* HOW TO COMPLETE THIS TASK *
Repeat the data exactly, with every line included.

[[ GIVEN RECORDS, beginning ]]

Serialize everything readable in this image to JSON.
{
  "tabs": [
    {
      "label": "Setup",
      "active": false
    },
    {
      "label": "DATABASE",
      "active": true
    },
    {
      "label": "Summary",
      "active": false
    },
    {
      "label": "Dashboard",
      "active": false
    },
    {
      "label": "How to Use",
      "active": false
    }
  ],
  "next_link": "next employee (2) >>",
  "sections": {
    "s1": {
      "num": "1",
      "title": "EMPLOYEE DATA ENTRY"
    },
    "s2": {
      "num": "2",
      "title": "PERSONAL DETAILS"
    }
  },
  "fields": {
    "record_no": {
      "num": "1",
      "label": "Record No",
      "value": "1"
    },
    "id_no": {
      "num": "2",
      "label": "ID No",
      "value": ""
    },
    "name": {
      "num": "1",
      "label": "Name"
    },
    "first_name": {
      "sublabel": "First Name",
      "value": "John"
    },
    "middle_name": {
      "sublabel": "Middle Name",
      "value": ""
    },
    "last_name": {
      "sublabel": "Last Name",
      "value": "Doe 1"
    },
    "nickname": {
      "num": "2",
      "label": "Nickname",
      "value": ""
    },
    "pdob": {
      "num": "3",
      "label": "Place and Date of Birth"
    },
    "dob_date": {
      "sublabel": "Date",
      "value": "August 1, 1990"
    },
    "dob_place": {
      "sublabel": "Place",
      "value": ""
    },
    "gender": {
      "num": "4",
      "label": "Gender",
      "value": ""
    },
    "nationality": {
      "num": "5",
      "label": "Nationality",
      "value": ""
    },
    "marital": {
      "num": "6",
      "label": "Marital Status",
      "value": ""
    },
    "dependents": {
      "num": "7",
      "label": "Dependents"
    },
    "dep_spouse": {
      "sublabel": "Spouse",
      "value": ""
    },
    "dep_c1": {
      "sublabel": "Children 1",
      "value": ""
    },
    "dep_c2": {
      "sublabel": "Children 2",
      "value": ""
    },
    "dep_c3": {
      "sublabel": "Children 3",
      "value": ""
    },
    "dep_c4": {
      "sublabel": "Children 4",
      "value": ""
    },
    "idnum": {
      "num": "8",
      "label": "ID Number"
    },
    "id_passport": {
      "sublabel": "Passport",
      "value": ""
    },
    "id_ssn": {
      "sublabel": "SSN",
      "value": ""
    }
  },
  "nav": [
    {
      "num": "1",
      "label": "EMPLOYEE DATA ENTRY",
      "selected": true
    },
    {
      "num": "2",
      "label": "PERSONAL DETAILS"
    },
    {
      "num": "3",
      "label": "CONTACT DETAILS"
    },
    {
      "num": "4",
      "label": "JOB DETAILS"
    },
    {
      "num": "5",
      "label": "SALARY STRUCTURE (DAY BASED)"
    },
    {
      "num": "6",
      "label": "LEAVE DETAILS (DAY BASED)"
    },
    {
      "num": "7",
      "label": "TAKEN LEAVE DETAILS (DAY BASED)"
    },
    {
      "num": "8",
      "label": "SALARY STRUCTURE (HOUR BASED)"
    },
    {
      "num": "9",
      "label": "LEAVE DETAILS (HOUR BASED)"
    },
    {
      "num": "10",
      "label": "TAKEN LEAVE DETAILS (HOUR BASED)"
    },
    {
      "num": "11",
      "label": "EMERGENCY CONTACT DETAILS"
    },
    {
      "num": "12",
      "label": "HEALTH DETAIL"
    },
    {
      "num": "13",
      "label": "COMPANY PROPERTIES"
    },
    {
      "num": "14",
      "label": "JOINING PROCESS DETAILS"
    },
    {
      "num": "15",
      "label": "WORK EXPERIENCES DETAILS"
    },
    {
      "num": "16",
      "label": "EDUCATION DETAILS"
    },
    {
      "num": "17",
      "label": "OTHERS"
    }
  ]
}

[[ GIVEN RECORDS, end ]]

* ANSWER TO THIS EXERCISE *
Serialize everything readable in this image to JSON.
{
  "tabs": [
    {
      "label": "Setup",
      "active": false
    },
    {
      "label": "DATABASE",
      "active": true
    },
    {
      "label": "Summary",
      "active": false
    },
    {
      "label": "Dashboard",
      "active": false
    },
    {
      "label": "How to Use",
      "active": false
    }
  ],
  "next_link": "next employee (2) >>",
  "sections": {
    "s1": {
      "num": "1",
      "title": "EMPLOYEE DATA ENTRY"
    },
    "s2": {
      "num": "2",
      "title": "PERSONAL DETAILS"
    }
  },
  "fields": {
    "record_no": {
      "num": "1",
      "label": "Record No",
      "value": "1"
    },
    "id_no": {
      "num": "2",
      "label": "ID No",
      "value": ""
    },
    "name": {
      "num": "1",
      "label": "Name"
    },
    "first_name": {
      "sublabel": "First Name",
      "value": "John"
    },
    "middle_name": {
      "sublabel": "Middle Name",
      "value": ""
    },
    "last_name": {
      "sublabel": "Last Name",
      "value": "Doe 1"
    },
    "nickname": {
      "num": "2",
      "label": "Nickname",
      "value": ""
    },
    "pdob": {
      "num": "3",
      "label": "Place and Date of Birth"
    },
    "dob_date": {
      "sublabel": "Date",
      "value": "August 1, 1990"
    },
    "dob_place": {
      "sublabel": "Place",
      "value": ""
    },
    "gender": {
      "num": "4",
      "label": "Gender",
      "value": ""
    },
    "nationality": {
      "num": "5",
      "label": "Nationality",
      "value": ""
    },
    "marital": {
      "num": "6",
      "label": "Marital Status",
      "value": ""
    },
    "dependents": {
      "num": "7",
      "label": "Dependents"
    },
    "dep_spouse": {
      "sublabel": "Spouse",
      "value": ""
    },
    "dep_c1": {
      "sublabel": "Children 1",
      "value": ""
    },
    "dep_c2": {
      "sublabel": "Children 2",
      "value": ""
    },
    "dep_c3": {
      "sublabel": "Children 3",
      "value": ""
    },
    "dep_c4": {
      "sublabel": "Children 4",
      "value": ""
    },
    "idnum": {
      "num": "8",
      "label": "ID Number"
    },
    "id_passport": {
      "sublabel": "Passport",
      "value": ""
    },
    "id_ssn": {
      "sublabel": "SSN",
      "value": ""
    }
  },
  "nav": [
    {
      "num": "1",
      "label": "EMPLOYEE DATA ENTRY",
      "selected": true
    },
    {
      "num": "2",
      "label": "PERSONAL DETAILS"
    },
    {
      "num": "3",
      "label": "CONTACT DETAILS"
    },
    {
      "num": "4",
      "label": "JOB DETAILS"
    },
    {
      "num": "5",
      "label": "SALARY STRUCTURE (DAY BASED)"
    },
    {
      "num": "6",
      "label": "LEAVE DETAILS (DAY BASED)"
    },
    {
      "num": "7",
      "label": "TAKEN LEAVE DETAILS (DAY BASED)"
    },
    {
      "num": "8",
      "label": "SALARY STRUCTURE (HOUR BASED)"
    },
    {
      "num": "9",
      "label": "LEAVE DETAILS (HOUR BASED)"
    },
    {
      "num": "10",
      "label": "TAKEN LEAVE DETAILS (HOUR BASED)"
    },
    {
      "num": "11",
      "label": "EMERGENCY CONTACT DETAILS"
    },
    {
      "num": "12",
      "label": "HEALTH DETAIL"
    },
    {
      "num": "13",
      "label": "COMPANY PROPERTIES"
    },
    {
      "num": "14",
      "label": "JOINING PROCESS DETAILS"
    },
    {
      "num": "15",
      "label": "WORK EXPERIENCES DETAILS"
    },
    {
      "num": "16",
      "label": "EDUCATION DETAILS"
    },
    {
      "num": "17",
      "label": "OTHERS"
    }
  ]
}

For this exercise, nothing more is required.